You’ll tolerate the forced congratulations in support group and try not to feel bitter, hurt. There will be nothing more to post. No updates to make. The compliments will trail off like a conversation that’s reached its logical end. You’ll still listen to the old motivational playlist sometimes but it’ll feel cloying, corny. You will refuse to play anything by MC Hammer. You’ll pack the parachute pants into the bottom of your closet.

A friend will recommend you read Infinite Jest. He’ll say it “holds the cure for what ails us as a society.” You’ll ignore the pretentiousness and give it a go. The book will meditate, among other things, on our culture’s tendency to glorify active protagonists, to see stasis as death. The author will counter that glorification by asserting that sometimes a good protagonist is one who is defined not by the good things he does, but by the bad things he doesn’t do.

You will cry when you finish the book. This is normal.

You will pore over every fan site, join forums, read over the fiction you wrote years back, before you gave it all up. You’ll start writing again, and will hide a little part of yourself in every story you create, like an elaborate literary scavenger hunt.

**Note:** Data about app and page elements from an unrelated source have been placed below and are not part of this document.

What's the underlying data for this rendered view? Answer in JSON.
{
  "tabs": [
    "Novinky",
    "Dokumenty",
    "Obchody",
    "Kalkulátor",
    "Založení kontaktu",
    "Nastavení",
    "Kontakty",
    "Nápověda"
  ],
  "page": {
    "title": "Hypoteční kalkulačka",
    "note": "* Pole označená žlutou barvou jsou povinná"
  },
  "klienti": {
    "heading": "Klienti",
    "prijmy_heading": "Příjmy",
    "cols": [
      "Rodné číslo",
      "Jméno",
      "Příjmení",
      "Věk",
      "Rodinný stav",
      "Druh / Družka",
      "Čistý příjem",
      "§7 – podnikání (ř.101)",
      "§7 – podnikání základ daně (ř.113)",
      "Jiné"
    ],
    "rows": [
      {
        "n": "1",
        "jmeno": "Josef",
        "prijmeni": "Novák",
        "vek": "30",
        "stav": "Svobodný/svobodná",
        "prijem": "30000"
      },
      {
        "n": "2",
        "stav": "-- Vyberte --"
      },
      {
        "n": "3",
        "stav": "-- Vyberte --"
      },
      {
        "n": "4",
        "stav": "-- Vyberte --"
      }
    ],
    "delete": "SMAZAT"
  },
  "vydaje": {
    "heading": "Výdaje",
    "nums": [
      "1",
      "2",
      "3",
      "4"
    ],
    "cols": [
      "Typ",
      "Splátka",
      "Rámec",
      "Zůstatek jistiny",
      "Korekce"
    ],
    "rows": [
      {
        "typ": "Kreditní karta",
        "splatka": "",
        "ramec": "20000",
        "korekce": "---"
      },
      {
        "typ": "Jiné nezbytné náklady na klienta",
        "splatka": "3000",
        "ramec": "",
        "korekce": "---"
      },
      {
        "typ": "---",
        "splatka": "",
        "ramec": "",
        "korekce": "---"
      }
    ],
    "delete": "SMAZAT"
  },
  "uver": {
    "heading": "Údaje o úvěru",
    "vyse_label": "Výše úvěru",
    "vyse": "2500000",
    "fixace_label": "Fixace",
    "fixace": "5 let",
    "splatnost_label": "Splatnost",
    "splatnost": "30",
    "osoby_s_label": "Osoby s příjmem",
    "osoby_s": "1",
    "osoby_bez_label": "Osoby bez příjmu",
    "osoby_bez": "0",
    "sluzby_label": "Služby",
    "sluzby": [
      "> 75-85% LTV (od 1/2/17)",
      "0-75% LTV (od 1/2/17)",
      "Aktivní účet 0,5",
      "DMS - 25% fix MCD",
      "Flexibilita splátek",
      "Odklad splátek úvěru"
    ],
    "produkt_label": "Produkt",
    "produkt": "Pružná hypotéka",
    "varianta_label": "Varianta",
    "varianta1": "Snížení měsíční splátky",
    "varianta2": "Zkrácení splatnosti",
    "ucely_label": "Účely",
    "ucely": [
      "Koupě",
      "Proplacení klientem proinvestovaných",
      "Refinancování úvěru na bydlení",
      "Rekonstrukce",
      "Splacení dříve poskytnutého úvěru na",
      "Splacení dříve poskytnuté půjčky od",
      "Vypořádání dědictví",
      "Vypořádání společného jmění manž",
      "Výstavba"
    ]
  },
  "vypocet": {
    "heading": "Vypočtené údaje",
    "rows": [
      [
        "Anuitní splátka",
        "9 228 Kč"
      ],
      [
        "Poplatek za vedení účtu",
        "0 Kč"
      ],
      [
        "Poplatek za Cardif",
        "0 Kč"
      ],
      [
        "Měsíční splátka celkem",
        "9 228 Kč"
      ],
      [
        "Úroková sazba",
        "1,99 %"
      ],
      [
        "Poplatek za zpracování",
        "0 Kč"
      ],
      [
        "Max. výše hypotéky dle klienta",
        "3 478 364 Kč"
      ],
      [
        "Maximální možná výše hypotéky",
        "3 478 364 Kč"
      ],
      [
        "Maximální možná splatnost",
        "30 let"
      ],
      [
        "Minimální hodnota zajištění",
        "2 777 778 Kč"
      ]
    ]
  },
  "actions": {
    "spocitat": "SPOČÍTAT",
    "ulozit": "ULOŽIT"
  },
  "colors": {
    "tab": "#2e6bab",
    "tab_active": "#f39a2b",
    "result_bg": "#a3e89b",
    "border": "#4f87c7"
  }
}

You will read your old stories and laugh at how hard they’re trying, cringe at how pompous they are.

You will publish one story, then another, then another. You’ll fall into the old social media gratification habit and convince yourself that it’s okay to do this as long as you recognize it’s happening. You will sit down and write something about your weight loss. You’ll stop trying to be witty and just tell a fucking story already. You won’t know what the end should be.

At first this will make you feel like a shitty writer. This is normal.

You will tell yourself that maybe this is the point. That maybe the end is that there is no end. You will always be recovering, always cresting over the endless wave of addiction. You will say: this is okay. You will say: I’m allowed to be human. You will say: our lives always end mid-sentence, so maybe our stories

button